Loss Aversion in Post-Sale Purchases of Consumer Products and Their Substitutes
- (pp. 376-80)
AbstractThis paper considers the measurement of consumer loss aversion in product markets. We introduce a test based on a "substitution effect," focusing on how the end of a sale affects sales not of the good itself, but a substitute good. Such an effect cannot be easily confounded with consumer stockpiling. Using a unique dataset from an online hardware retailer, we find evidence consistent with consumer loss aversion. Moreover, we find that less experienced consumers suffer a more prominent loss aversion bias compared to more experienced consumers.

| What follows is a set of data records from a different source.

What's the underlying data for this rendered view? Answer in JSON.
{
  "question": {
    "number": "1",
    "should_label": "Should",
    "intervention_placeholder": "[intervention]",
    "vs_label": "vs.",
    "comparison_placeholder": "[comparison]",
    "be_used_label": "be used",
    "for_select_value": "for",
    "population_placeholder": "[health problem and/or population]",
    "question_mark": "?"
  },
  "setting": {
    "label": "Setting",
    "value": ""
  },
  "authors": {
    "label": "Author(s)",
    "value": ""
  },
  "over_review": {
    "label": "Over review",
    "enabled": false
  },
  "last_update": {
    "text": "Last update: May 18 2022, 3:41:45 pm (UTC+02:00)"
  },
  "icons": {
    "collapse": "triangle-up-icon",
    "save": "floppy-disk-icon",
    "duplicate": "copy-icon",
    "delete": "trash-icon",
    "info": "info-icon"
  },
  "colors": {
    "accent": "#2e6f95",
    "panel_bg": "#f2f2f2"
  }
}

CitationRay, Debajyoti, Matthew Shum, and Colin F. Camerer. 2015. "Loss Aversion in Post-Sale Purchases of Consumer Products and Their Substitutes." American Economic Review, 105 (5): 376-80. DOI: 10.1257/aer.p20151037
- D12 Consumer Economics: Empirical Analysis
- D81 Criteria for Decision-Making under Risk and Uncertainty
- L81 Retail and Wholesale Trade; e-Commerce